The problems on Clinton Street have been made worse by the ongoing construction at Essex Crossing. The developers blocked off the sidewalk on the west side of Clinton while a 15-story building at 145 Clinton St. was being built. As a result, pedestrians spilled out into the bike lane. While the sidewalk was recently reopened, work will soon begin on Site 4 of Essex Crossing, located on the west side of Clinton Street between Delancey and Broome streets. This means pedestrians will once again likely be forced out into the street.

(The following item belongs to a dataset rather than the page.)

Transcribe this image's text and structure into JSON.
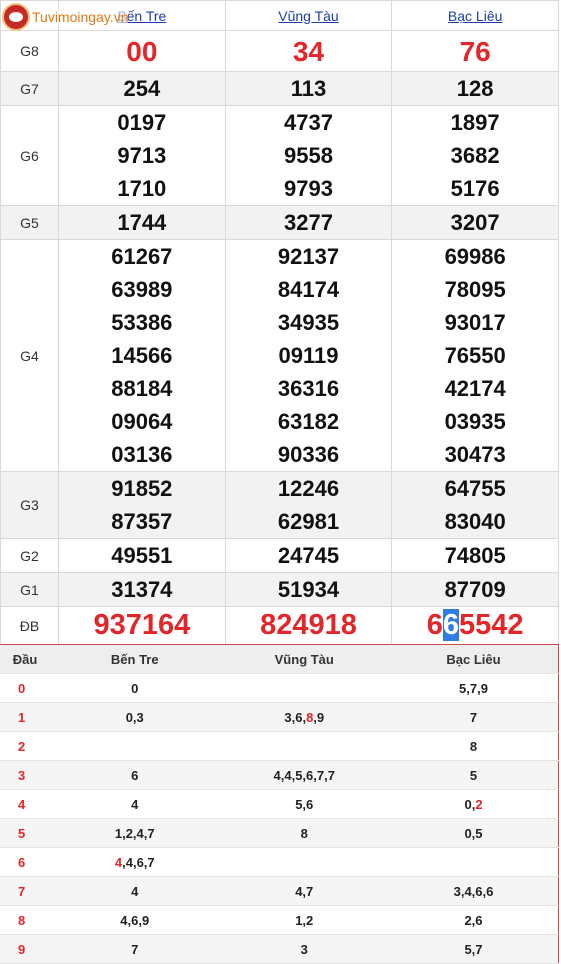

There are other long-range concerns about the impact of the Essex Crossing development project on congestion in the immediate area. The building located at the intersection of Clinton and Grand streets includes a 30,000 square foot Trader Joe’s and a 22,500 square foot Target store. There’s a commercial loading dock for those stores on Clinton Street. Just one block away, NYU Langone will be opening a large medical center in another Essex Crossing building, and a publicly accessible park will border the congested Clinton Street thoroughfare. The new businesses and local amenities are sure to add significantly more pedestrian traffic and more vehicular traffic to an already overburdened area.
For their part, the Essex Crossing developers say they’ve been in constant contact with DOT, the police department and the community board about construction-related traffic issues and about traffic management once the first buildings officially open next summer and fall.
Wednesday’s 7th Precinct meeting takes place at 7:30 p.m. at the station house, 19 Pitt St. Another community meeting devoted to the Clinton/Grand Street traffic issue is in-the-works. It’s being planned by Grand Street Democrats, a local political club. We’ll let you know when there are more details about that.
Clinton Street near Grand Street. File photo.